Suppose that you are interested not so much in terms
of a particular random variable X, but rather some
function h(X) of that random variable.
Suppose further that it is the expected outcome
E[h(X)]; denote this expected outcome b
Phase-type distributions
Definition:
Consider a CTMC with m transient states (let us
number them 1,2,.,m) and a single recurrent state
(say, state 0). Since all the other states are transient,
eventually the CTMC will end up in state 0, and so we
call it
Statistical Sciences 4654a / 9654a Assignment 2
Due Tuesday Oct. 29th @ 4:30 p.m.
1. (30 marks) A rural community has m households, each with its own landline telephone. When a
phone is idle calls to it plus from it occur according to a Poisson process at

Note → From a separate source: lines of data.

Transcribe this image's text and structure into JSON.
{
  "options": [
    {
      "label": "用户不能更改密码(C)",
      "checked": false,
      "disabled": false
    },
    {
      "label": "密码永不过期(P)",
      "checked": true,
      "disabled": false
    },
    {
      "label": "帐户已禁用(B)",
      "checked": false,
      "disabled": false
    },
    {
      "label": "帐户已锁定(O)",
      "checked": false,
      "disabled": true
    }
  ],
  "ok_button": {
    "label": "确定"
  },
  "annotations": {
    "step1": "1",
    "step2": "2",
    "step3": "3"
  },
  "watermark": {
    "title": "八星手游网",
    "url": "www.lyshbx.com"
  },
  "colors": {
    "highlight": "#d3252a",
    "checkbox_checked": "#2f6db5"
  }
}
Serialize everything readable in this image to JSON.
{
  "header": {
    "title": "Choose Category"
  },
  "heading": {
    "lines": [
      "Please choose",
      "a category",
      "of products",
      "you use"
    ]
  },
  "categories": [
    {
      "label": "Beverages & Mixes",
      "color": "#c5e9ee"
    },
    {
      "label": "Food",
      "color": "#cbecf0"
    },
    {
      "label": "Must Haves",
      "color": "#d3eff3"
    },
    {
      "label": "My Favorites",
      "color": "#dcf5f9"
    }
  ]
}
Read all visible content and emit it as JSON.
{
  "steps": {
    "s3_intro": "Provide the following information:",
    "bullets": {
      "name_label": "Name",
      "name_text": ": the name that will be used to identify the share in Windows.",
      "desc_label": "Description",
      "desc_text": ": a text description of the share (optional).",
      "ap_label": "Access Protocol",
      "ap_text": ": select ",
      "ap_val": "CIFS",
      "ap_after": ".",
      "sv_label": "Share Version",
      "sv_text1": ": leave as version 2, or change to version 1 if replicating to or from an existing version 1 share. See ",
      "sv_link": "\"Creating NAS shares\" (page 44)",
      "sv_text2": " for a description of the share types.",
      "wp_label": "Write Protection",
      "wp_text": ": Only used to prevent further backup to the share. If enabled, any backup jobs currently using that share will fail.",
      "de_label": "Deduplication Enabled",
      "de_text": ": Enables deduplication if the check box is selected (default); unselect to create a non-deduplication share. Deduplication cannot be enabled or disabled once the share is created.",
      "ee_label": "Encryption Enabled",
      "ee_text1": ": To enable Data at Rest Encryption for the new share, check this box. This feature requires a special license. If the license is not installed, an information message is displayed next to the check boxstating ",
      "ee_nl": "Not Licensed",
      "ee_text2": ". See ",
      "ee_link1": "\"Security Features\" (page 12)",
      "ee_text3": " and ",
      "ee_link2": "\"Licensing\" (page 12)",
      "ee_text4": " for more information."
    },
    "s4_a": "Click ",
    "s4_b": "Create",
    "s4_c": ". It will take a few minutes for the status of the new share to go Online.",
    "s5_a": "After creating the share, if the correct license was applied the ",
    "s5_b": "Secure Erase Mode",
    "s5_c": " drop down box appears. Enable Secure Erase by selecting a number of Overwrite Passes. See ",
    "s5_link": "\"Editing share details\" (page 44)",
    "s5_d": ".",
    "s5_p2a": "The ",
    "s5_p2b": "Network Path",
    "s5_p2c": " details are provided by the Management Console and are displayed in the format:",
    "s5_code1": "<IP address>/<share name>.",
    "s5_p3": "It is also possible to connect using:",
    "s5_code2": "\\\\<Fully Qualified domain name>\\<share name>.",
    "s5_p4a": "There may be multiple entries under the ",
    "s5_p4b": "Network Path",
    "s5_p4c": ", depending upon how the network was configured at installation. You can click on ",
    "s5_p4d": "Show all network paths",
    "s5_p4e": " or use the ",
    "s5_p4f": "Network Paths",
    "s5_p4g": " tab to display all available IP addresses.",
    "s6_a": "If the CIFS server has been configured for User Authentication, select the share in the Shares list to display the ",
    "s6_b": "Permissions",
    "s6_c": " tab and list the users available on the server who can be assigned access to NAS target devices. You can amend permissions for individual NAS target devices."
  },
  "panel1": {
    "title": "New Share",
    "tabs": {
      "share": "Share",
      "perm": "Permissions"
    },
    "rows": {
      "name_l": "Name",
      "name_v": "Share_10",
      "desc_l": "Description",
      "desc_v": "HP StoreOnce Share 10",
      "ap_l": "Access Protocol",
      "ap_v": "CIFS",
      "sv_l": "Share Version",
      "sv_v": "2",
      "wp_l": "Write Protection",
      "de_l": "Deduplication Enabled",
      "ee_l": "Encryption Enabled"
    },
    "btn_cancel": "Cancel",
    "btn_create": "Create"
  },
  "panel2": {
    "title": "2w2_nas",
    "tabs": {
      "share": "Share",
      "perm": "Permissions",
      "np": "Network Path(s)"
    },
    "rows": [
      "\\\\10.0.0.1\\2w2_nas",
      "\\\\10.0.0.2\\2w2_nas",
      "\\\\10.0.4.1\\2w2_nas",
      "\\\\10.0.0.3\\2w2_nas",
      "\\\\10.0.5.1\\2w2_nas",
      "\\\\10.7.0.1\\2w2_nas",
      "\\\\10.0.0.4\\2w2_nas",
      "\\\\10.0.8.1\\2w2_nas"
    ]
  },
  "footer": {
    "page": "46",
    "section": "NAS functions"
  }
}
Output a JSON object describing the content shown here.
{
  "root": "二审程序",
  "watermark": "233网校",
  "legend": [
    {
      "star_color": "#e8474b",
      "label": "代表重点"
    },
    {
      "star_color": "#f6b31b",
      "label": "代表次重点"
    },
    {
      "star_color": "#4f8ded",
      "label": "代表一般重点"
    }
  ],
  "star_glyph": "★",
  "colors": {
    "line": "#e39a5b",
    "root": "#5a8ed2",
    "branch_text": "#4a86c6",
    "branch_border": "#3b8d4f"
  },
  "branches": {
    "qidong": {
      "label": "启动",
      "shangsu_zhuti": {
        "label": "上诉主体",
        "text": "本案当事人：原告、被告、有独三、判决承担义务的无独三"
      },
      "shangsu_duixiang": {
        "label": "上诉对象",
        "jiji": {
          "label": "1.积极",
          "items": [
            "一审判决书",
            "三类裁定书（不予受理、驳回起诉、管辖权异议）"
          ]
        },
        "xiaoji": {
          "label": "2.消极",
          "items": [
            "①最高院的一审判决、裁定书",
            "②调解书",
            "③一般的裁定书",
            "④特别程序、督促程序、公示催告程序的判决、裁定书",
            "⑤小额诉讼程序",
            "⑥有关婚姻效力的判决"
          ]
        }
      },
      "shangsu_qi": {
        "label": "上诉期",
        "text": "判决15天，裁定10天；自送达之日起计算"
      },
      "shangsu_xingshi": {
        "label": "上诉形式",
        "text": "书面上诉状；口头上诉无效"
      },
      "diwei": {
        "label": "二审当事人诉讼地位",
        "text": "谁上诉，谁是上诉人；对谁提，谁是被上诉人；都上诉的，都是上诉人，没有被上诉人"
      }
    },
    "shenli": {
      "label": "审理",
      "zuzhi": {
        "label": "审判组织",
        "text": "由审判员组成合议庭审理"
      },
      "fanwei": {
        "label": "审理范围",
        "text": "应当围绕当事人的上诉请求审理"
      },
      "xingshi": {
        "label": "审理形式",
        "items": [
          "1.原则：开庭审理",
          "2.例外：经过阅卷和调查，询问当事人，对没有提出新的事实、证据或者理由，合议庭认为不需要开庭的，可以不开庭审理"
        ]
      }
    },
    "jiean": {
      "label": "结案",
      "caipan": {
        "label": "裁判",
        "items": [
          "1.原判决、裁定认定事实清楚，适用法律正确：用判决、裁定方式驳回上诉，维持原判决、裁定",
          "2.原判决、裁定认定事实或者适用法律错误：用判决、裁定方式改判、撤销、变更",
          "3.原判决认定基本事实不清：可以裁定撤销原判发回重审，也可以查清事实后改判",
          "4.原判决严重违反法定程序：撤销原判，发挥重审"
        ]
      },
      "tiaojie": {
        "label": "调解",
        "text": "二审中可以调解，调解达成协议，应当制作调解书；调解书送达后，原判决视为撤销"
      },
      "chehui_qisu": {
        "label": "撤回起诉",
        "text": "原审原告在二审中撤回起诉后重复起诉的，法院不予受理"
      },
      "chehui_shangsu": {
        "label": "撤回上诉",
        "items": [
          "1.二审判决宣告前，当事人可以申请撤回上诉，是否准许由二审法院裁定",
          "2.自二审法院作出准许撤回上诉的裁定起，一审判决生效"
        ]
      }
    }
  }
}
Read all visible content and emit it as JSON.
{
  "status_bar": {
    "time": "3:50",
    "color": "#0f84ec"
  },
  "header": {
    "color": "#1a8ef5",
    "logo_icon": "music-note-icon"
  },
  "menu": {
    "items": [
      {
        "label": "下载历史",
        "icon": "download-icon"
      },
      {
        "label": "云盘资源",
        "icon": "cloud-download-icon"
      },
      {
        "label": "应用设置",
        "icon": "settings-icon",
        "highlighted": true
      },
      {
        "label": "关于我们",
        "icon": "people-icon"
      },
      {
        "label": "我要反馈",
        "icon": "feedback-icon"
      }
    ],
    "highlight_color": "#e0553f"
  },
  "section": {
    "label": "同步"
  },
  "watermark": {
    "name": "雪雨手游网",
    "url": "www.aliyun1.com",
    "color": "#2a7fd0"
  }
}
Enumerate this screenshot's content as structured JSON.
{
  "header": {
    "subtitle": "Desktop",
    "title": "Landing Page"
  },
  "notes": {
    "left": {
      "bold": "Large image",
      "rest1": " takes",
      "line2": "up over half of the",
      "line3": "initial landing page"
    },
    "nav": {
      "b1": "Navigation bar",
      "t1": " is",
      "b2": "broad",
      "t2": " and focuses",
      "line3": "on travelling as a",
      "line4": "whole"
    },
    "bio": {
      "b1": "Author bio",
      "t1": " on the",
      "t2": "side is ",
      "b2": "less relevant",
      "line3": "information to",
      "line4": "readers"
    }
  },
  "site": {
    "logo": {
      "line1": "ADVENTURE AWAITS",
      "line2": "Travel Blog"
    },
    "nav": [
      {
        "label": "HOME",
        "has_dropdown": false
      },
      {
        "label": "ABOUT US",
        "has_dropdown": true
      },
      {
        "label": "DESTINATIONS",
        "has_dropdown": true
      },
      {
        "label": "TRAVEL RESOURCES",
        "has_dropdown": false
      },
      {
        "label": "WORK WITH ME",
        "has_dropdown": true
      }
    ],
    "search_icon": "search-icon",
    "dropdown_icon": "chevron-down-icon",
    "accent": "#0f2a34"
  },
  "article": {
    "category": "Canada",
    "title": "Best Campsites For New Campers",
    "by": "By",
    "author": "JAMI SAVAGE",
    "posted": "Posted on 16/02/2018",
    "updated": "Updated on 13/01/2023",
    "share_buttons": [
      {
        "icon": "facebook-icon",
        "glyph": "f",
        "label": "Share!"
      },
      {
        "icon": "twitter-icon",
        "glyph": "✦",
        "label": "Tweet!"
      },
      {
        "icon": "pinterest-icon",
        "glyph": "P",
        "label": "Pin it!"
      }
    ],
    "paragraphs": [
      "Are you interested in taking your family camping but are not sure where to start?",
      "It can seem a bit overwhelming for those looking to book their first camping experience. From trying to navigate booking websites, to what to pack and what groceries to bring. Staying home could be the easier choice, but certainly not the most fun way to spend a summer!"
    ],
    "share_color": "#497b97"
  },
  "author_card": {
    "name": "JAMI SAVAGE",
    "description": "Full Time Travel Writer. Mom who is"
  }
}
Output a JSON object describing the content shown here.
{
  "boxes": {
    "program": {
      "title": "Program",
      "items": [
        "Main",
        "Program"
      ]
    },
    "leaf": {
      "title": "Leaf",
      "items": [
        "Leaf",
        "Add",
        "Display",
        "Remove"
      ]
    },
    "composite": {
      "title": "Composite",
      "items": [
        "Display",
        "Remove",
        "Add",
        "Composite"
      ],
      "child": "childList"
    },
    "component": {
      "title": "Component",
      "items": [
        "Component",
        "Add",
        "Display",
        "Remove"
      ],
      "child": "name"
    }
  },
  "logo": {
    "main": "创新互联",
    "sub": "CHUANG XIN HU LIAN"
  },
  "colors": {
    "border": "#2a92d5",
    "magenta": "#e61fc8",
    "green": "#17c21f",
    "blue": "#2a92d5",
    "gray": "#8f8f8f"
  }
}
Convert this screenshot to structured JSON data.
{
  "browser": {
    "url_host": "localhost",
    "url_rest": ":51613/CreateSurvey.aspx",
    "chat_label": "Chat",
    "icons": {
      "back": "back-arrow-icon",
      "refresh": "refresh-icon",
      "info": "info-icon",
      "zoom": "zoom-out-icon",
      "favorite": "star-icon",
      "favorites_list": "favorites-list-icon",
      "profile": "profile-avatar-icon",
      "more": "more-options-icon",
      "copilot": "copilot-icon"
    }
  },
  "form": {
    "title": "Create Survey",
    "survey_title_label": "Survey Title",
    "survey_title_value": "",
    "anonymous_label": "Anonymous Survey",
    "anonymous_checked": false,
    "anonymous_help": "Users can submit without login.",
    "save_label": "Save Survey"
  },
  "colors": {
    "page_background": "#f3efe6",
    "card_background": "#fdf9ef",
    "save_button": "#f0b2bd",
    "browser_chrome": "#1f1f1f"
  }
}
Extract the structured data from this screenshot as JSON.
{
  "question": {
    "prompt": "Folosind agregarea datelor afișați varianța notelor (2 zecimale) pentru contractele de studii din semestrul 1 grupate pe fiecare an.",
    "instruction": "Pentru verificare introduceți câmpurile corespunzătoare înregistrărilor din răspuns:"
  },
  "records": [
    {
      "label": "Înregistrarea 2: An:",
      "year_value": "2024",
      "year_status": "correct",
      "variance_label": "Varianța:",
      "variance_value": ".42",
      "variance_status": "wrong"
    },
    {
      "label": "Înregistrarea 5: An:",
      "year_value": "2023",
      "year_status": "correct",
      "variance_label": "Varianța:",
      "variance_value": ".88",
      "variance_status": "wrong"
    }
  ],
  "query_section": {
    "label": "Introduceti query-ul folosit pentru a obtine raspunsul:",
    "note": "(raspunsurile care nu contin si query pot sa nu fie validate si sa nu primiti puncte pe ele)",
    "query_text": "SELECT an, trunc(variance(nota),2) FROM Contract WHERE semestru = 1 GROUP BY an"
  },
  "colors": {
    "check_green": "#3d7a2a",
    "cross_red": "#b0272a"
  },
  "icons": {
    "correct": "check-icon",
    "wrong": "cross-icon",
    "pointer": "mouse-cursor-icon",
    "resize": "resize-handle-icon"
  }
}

Poisson Arrivals See Time Averages
Prepared by Chuan H. Foh and M. Zukerman
Let N (t ) be the number of customers in the queue at time t.
The probability that the queue carries k customer(s) is expressed as Prcfw_N (t ) = k .
Let Pk be the steady state p
Statistical Sciences 4654a / 9654a Assignment 4
Due Friday December 6th @ 4:30 p.m.
All of these questions concern an M/G/1 queue with
.
1. Determine the probability of waiting in excess of 3 minutes in an M/ /1 queue where the
mean service time is 1 minu
Birth and Death Queues
The M/M/s queue
Average Delay Chart from Systems Analysis
for Data Transmission by J. Martin
Some queueing terminology:
= average time waiting for service to commence
E S = average or mean service time
= + E S = average time in s
The M/G/1 queue
Distribution of number in system
Solving the M/G/1 Queue
In yesterdays lecture, we derived what is called the
Pollaczek-Khintchine (P-K) formula for the mean
queue length:
= + 2 cfw_ 2 /cfw_2(1- ), where = < 1.
From it we obtained the P-
The University of Western Ontario
Actuarial Science 9654a/4654a Test 1
Prof. D.A. Stanford
4:30-6 p.m.
October 20, 2011
INSTRUCTIONS: Print you Name, Student Number, & Course Number
on the booklet. No programmable calculators allowed.
1. [10 marks total]
Only the Mean value material is in Textbook, p. 539
Q: What are the consequences of removing
the exponential service requirement?
Since CTMC models require the residency time in a state to
be exponentially distributed, we can no longer use a CTMC
model i
The University of Western Ontario
Statistical Science 9654a/4654a Test 2
Prof. D.A. Stanford
4:306 p.m.
November 10, 2011
INSTRUCTIONS: Print you Name, Student Number, & Course Number
on the booklet. No programmable calculators allowed.
1. [5+5+10+10=30 m
Statistical Sciences 4654a / 9654a Assignment 1
1. (30 marks) This question asks you to determine the probability of winning or losing at the game
called craps, using a Markov chain. The rules for craps are as follows:
a) You roll two dice. You win right
The University of Western Ontario
Statistical Sciences 9654a/4654a Final
Prof. D.A. Stanford 9 a.m. to Noon
December 19, 2011
INSTRUCTIONS: Print you Name, Student Number, 85 Course Number
on the booklet. No programmable calculators allowed.
1. [3+6+4+2:1
Textbook Sections 4.3, 4.4
The reason to classify states
As we have seen through many examples, it is possible
for there to be a number of possible outcomes when
one investigates as n gets large.
It is possible that there is a limiting matrix, all of
wh